The history of all Magazines shows plainly that those which have attained celebrity were indebted for it to articles similar in natureto Berenice--although, I grant you, far superior in style and execution. I say similar in nature. You ask me in what does this nature consist? In the ludicrous heightened into the grotesque: the fearful coloured into the horrible: the witty exaggerated into the burlesque: the singular wrought out into the strange and mystical.
Yet I am not more sure that my soul lives, than I am that perverseness is one of the primitive impulses of the human heart - one of the indivisible primary faculties, or sentiments, which give direction to the character of Man. Who has not, a hundred times, found himself committing a vile or a silly action, for no other reason than because he knows he should not? Have we not a perpetual inclination, in the teeth of our best judgment, to violate that which is Law, merely because we understand it to be such?

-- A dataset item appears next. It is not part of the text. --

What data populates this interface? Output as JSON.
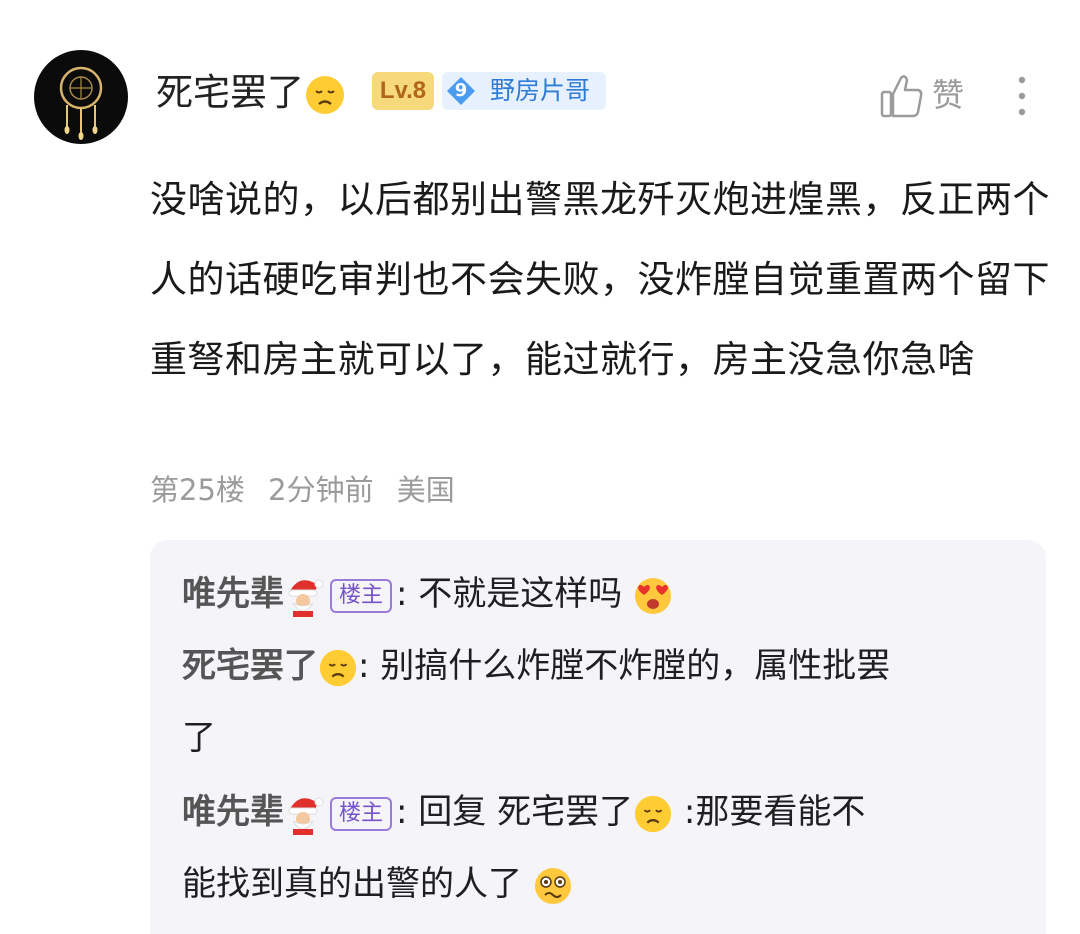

I am excessively slothful, and wonderfully industrious-by fits. There are epochs when any kind of mental exercise is torture, and when nothing yields me pleasure but the solitary communion with the 'mountains & the woods'-the 'altars' of Byron. I have thus rambled and dreamed away whole months, and awake, at last, to a sort of mania for composition. Then I scribble all day, and read all night, so long as the disease endures.
There are two bodies - the rudimental and the complete; corresponding with the two conditions of the worm and the butterfly. What we call "death," is but the painful metamorphosis. Our present incarnation is progressive, preparatory, temporary. Our future is perfected, ultimate, immortal. The ultimate life is the full design.
[E]very plot, worth the name, must be elaborated to its dénouement before anything be attempted with the pen. It is only with the dénouement constantly in view that we can plot its indispensable air of consequence, or causation, by making the incidents, and especially the tone at all points tend to the development of the intention.